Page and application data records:
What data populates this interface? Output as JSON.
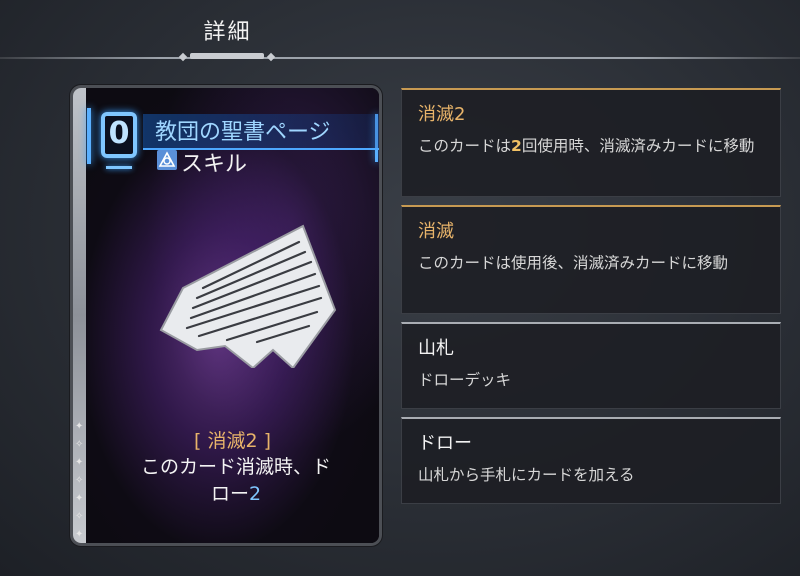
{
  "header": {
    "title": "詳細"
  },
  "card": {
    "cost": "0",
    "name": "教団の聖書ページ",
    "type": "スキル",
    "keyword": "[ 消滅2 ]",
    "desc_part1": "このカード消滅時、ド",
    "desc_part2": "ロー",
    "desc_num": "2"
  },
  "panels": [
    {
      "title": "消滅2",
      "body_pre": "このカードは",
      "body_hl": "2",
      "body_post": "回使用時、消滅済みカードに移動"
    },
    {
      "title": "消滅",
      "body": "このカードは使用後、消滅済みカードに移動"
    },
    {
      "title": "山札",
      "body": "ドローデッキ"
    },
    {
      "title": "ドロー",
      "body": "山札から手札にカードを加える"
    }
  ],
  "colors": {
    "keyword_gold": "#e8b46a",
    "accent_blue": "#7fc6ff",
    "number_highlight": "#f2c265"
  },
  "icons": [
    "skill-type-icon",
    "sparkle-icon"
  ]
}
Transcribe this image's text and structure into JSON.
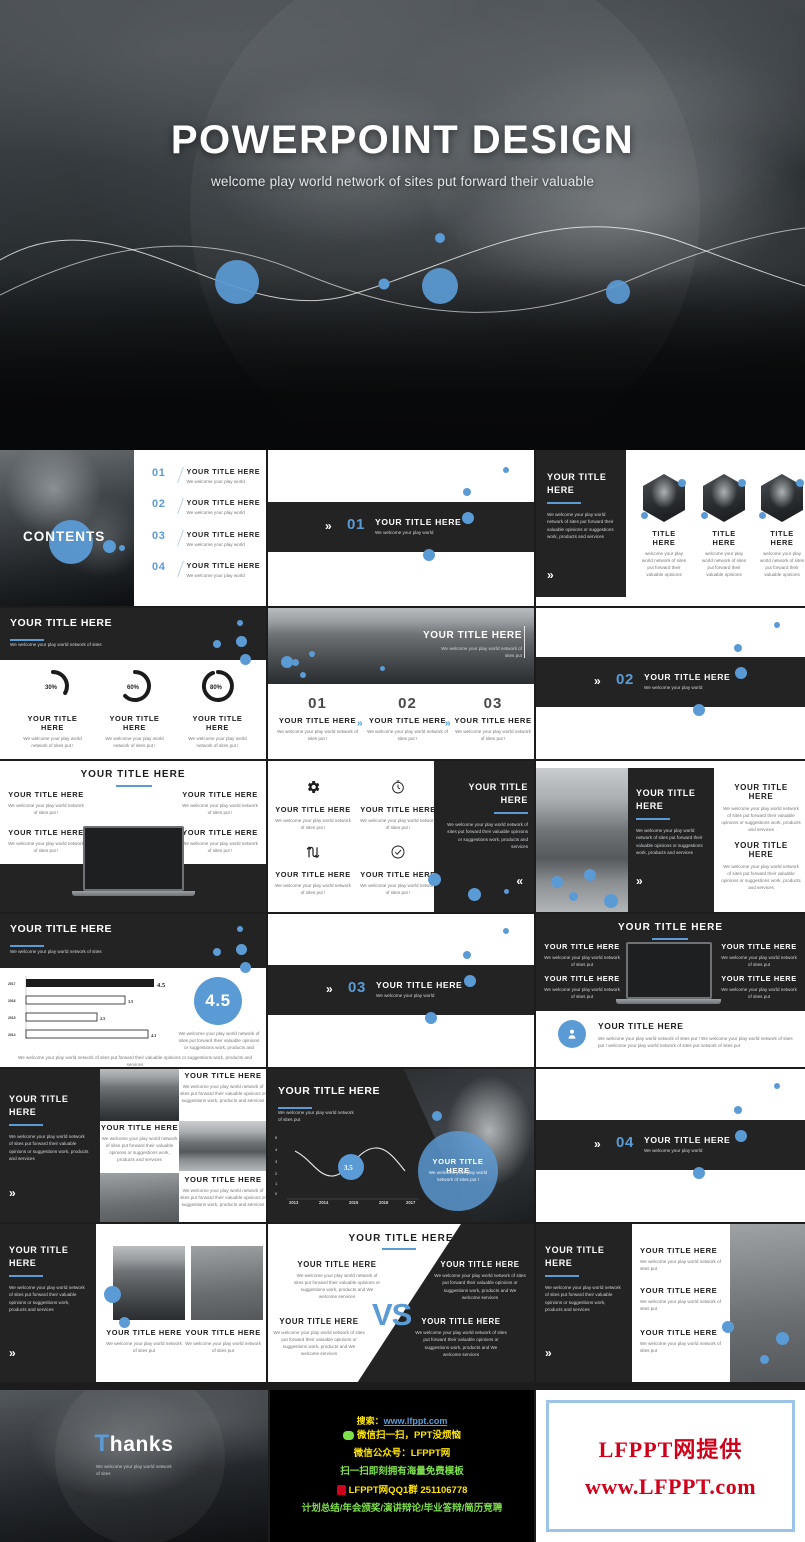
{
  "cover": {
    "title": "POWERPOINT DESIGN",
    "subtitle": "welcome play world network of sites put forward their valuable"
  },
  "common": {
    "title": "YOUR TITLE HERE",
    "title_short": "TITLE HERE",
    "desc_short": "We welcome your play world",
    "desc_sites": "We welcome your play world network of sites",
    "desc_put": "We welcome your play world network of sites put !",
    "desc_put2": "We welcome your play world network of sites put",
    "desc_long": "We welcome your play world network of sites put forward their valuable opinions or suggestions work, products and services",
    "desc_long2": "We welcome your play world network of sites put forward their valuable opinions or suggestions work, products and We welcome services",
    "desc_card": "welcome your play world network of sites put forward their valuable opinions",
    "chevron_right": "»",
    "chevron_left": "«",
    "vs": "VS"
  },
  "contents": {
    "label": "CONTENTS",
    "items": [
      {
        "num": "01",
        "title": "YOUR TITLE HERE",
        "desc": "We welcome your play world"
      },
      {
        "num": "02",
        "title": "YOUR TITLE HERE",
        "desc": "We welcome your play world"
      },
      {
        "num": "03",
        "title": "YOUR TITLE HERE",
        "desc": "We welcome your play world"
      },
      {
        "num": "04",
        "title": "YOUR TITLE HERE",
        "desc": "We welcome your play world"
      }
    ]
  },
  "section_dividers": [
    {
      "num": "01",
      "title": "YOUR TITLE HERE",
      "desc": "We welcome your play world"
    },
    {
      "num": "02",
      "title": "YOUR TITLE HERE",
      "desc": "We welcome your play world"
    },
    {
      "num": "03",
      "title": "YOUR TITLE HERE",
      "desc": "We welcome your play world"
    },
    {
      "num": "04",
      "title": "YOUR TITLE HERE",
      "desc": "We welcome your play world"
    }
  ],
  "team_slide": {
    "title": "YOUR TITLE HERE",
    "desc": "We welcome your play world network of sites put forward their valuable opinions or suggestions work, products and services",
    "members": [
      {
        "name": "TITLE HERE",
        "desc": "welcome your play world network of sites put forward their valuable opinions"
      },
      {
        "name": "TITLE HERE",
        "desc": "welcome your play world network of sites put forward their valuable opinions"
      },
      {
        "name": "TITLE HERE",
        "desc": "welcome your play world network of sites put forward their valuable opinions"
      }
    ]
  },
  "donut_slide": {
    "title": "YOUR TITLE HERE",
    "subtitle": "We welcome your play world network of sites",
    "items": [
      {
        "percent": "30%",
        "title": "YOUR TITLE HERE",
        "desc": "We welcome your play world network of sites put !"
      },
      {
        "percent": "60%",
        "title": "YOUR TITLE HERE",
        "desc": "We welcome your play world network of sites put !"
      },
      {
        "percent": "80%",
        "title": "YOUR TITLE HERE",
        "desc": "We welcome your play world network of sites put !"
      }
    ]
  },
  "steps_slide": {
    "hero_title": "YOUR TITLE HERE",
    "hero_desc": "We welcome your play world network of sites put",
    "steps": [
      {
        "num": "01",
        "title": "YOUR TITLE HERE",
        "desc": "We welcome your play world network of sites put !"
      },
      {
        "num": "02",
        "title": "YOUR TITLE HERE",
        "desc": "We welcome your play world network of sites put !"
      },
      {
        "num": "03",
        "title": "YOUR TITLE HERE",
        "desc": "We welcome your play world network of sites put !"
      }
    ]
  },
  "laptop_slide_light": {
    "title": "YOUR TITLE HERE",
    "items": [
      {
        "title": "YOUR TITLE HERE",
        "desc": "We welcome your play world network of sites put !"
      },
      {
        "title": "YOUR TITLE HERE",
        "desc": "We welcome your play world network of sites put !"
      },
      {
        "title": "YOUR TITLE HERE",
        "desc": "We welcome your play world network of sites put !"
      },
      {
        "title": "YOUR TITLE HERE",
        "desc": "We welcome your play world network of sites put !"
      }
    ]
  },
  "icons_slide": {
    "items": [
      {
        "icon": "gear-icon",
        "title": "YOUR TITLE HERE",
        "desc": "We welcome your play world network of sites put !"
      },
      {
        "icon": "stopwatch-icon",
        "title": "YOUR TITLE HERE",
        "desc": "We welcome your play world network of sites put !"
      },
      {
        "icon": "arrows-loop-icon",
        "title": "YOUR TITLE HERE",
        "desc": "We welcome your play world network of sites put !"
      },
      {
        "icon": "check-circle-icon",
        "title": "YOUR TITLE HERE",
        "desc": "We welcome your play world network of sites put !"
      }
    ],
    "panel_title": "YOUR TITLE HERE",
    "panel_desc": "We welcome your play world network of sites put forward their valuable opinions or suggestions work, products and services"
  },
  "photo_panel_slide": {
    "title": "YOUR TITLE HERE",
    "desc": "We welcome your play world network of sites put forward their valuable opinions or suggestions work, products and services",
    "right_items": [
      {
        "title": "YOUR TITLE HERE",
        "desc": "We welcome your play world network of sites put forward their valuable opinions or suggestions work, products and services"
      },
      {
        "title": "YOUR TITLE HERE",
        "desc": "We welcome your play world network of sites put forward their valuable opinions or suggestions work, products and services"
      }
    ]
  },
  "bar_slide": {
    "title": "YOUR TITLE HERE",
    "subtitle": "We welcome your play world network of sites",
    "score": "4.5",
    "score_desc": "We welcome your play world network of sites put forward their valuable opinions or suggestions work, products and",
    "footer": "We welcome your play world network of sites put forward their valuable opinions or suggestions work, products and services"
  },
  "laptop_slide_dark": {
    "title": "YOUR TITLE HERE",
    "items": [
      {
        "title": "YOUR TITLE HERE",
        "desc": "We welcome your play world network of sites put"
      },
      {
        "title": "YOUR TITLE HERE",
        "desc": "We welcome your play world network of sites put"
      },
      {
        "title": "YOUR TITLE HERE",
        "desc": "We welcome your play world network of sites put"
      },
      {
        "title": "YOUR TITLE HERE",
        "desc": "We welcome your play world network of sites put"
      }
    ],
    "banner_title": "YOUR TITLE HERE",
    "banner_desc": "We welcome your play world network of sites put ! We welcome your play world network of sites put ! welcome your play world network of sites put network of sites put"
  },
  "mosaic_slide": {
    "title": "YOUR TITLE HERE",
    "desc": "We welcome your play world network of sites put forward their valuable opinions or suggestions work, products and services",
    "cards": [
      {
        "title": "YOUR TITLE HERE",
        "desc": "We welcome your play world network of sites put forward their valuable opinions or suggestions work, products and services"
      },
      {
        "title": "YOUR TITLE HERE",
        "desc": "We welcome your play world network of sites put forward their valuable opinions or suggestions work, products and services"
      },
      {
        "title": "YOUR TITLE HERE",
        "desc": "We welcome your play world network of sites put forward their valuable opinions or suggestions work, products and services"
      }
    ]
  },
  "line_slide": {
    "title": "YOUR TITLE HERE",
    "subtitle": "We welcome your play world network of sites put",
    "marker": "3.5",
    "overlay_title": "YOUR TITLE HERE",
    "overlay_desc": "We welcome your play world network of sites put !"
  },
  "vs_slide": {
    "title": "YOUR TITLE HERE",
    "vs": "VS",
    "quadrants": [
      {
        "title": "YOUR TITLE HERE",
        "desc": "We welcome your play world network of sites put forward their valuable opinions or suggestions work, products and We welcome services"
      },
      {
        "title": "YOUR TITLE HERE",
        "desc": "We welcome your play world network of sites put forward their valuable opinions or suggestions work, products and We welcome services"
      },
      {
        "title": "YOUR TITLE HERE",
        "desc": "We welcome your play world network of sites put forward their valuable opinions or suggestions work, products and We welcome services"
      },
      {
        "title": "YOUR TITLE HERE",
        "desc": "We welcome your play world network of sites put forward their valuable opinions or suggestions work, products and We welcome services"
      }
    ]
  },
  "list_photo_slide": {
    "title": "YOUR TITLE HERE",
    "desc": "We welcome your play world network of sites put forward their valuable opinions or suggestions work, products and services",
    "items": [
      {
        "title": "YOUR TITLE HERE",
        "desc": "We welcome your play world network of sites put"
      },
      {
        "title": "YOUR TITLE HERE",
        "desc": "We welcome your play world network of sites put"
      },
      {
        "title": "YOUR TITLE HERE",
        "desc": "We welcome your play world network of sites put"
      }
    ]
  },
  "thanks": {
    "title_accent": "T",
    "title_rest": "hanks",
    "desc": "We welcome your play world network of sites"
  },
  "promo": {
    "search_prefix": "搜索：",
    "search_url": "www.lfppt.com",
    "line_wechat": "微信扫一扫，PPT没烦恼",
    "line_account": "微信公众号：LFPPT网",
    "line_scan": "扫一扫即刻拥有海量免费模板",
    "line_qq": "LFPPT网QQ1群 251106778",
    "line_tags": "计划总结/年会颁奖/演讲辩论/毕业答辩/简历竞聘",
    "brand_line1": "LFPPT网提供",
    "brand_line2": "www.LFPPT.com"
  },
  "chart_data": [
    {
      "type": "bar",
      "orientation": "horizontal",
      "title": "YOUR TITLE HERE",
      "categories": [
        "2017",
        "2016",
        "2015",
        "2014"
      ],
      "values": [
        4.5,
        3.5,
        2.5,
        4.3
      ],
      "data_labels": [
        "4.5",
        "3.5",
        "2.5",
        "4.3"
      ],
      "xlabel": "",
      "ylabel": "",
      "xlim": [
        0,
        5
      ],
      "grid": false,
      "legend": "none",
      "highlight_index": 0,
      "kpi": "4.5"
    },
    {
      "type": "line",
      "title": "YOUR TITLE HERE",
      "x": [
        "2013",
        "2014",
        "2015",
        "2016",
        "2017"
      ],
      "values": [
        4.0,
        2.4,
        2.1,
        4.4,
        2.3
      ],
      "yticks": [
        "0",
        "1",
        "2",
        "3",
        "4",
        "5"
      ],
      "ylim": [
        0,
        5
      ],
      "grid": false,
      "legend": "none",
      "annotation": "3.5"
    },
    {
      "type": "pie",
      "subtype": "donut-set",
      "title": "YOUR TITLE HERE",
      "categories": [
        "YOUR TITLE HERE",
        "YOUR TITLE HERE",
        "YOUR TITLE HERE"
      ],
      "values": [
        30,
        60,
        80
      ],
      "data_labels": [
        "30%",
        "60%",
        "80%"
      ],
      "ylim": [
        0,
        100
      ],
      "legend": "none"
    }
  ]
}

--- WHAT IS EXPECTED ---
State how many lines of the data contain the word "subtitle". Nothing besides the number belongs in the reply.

--- ANSWER TO THIS PROBLEM ---
4